══ DATA PROVIDED ══
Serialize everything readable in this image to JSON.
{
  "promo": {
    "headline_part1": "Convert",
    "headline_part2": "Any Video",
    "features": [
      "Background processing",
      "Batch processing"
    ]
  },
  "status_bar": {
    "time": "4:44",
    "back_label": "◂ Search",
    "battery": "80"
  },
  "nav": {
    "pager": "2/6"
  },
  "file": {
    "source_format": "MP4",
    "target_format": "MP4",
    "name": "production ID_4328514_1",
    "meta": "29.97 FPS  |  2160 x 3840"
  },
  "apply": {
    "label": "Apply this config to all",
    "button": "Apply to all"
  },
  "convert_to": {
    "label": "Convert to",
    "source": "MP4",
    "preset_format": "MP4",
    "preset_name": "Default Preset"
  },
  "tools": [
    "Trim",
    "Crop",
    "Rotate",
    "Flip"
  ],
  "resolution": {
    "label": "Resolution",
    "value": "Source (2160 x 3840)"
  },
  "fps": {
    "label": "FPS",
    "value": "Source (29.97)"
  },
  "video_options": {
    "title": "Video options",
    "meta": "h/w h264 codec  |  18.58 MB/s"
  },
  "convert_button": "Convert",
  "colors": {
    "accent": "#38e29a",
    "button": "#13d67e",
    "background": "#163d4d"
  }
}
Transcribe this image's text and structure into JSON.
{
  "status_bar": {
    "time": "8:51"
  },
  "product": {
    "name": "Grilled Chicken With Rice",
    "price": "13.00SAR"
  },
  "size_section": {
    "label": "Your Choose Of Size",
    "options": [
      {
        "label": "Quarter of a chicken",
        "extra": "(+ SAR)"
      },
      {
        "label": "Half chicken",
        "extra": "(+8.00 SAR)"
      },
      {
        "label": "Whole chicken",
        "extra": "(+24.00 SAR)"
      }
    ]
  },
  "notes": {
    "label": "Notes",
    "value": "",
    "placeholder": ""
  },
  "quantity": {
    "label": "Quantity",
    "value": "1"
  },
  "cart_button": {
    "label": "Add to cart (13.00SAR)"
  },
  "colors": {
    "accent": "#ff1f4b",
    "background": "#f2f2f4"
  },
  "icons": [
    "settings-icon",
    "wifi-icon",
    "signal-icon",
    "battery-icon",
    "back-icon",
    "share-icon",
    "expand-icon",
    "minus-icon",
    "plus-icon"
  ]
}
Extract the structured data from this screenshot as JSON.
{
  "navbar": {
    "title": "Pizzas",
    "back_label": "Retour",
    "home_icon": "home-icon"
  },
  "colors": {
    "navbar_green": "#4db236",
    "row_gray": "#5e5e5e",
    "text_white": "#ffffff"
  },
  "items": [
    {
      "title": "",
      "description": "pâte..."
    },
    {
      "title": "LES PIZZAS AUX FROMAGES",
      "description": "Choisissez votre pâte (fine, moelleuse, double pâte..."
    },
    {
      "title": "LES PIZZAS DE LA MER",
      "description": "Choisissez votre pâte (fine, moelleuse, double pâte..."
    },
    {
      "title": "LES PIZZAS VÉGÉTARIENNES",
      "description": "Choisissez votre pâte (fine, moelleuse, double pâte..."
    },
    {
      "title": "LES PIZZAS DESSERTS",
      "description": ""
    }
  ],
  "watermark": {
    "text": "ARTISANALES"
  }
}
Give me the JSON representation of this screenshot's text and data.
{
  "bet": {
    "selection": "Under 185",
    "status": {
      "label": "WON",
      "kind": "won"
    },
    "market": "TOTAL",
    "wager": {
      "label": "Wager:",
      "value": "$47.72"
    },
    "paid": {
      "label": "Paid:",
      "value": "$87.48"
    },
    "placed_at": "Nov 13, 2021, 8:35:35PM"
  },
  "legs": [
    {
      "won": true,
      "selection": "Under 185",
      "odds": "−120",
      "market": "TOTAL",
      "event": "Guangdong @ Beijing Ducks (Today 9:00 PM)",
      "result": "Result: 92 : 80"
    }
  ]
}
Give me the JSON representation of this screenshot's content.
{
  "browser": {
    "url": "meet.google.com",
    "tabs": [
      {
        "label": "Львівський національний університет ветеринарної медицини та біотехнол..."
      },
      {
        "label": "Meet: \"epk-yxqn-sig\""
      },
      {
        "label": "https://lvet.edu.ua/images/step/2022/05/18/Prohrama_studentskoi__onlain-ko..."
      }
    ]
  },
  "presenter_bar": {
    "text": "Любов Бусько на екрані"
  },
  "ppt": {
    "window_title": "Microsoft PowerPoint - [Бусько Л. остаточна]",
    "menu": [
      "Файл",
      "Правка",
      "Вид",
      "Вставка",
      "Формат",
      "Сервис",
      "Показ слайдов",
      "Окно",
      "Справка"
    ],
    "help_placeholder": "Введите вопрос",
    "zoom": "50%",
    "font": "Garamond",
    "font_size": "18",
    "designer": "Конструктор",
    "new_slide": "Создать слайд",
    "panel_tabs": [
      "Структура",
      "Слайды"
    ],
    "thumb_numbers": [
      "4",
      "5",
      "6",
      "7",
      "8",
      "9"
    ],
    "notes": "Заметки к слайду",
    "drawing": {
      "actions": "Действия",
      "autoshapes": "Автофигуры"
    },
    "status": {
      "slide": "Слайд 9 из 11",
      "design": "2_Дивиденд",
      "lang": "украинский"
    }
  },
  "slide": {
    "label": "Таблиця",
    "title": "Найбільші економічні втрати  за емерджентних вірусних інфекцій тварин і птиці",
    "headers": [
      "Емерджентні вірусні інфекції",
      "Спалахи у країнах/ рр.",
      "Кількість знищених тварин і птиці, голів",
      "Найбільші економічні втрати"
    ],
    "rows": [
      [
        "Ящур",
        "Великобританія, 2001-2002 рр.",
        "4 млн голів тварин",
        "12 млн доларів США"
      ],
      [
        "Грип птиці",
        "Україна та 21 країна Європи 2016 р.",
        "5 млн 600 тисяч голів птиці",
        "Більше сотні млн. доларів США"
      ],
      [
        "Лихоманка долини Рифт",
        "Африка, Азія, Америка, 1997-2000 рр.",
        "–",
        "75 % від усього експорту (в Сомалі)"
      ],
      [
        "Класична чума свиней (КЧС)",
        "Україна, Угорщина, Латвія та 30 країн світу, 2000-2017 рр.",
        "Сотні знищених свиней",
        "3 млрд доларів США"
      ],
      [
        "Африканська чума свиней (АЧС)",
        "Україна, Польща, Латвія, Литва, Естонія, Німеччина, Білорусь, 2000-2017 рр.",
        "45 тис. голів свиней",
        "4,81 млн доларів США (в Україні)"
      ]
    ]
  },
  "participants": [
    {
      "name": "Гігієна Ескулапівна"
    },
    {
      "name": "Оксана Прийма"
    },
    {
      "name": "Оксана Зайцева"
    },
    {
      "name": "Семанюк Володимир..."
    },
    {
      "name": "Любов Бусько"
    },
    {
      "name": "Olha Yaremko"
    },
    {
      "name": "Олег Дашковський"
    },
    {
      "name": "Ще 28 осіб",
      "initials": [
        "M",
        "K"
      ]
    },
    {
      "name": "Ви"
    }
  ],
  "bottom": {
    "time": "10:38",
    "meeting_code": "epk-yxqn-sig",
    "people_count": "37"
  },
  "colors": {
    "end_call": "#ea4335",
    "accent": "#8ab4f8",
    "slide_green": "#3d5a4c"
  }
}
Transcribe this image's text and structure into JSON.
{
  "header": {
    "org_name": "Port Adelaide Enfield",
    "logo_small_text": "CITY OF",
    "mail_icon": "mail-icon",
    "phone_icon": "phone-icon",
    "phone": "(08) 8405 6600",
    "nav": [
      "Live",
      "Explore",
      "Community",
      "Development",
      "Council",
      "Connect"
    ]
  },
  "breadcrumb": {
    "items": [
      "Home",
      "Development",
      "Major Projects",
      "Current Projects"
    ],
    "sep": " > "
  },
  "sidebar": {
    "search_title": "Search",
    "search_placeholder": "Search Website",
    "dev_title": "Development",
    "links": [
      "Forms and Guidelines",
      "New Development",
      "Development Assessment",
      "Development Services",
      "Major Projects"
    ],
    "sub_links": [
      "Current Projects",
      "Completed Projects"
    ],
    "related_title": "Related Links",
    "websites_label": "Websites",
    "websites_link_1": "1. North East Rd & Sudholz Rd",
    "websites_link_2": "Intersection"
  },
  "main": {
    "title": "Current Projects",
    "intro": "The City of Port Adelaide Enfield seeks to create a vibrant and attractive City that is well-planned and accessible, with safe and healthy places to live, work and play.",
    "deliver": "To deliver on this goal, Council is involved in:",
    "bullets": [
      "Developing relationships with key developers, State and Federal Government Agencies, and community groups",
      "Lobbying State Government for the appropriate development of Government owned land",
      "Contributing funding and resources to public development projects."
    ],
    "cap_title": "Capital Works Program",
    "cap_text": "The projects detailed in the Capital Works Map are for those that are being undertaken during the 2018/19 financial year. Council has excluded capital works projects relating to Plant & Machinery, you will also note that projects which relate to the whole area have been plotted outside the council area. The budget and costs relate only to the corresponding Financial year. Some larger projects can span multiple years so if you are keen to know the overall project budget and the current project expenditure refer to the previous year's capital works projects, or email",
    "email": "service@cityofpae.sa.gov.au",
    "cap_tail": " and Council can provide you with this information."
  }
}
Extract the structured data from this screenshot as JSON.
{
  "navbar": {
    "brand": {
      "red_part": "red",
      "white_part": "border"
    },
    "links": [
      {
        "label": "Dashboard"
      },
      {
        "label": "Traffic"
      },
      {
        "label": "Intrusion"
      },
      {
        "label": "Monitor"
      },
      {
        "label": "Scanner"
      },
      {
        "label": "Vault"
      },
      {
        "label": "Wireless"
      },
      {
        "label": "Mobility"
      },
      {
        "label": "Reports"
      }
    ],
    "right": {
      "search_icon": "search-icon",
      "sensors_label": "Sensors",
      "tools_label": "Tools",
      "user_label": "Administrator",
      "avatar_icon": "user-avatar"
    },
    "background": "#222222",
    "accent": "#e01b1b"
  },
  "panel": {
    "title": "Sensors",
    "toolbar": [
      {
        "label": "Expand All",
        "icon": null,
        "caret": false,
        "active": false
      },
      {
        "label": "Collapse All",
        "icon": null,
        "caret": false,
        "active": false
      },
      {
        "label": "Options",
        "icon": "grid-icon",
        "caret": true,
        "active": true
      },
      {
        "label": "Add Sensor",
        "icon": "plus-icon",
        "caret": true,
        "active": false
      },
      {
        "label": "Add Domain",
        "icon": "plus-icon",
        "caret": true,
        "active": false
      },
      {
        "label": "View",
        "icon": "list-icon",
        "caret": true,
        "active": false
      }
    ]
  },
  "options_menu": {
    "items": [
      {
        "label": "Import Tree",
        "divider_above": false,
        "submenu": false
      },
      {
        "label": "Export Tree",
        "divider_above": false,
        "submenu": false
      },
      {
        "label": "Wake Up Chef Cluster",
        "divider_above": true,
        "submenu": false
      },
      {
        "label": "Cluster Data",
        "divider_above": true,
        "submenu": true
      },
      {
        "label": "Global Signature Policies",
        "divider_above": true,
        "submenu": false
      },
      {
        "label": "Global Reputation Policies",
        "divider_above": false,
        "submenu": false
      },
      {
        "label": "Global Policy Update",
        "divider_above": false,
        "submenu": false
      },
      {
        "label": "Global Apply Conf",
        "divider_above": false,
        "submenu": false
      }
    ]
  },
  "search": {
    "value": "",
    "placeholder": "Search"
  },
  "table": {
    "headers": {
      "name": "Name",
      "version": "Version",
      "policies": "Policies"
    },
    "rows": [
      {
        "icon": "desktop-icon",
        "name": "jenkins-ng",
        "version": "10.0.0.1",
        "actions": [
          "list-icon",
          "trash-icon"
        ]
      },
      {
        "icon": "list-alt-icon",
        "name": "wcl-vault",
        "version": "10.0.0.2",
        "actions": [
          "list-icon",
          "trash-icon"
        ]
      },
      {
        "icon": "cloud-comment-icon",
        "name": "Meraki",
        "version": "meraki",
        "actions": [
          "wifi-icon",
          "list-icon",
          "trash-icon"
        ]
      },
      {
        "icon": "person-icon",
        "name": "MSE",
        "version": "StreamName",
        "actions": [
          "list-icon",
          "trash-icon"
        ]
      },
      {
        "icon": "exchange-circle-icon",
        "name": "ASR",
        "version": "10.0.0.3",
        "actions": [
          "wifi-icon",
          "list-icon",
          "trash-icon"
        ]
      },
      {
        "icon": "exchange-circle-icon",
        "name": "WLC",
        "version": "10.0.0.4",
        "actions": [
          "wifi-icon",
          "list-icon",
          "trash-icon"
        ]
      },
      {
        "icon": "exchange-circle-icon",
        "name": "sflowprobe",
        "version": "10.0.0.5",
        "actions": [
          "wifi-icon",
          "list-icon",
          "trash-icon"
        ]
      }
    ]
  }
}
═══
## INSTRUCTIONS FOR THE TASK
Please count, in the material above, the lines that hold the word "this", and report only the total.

## EXERCISE SOLUTION
10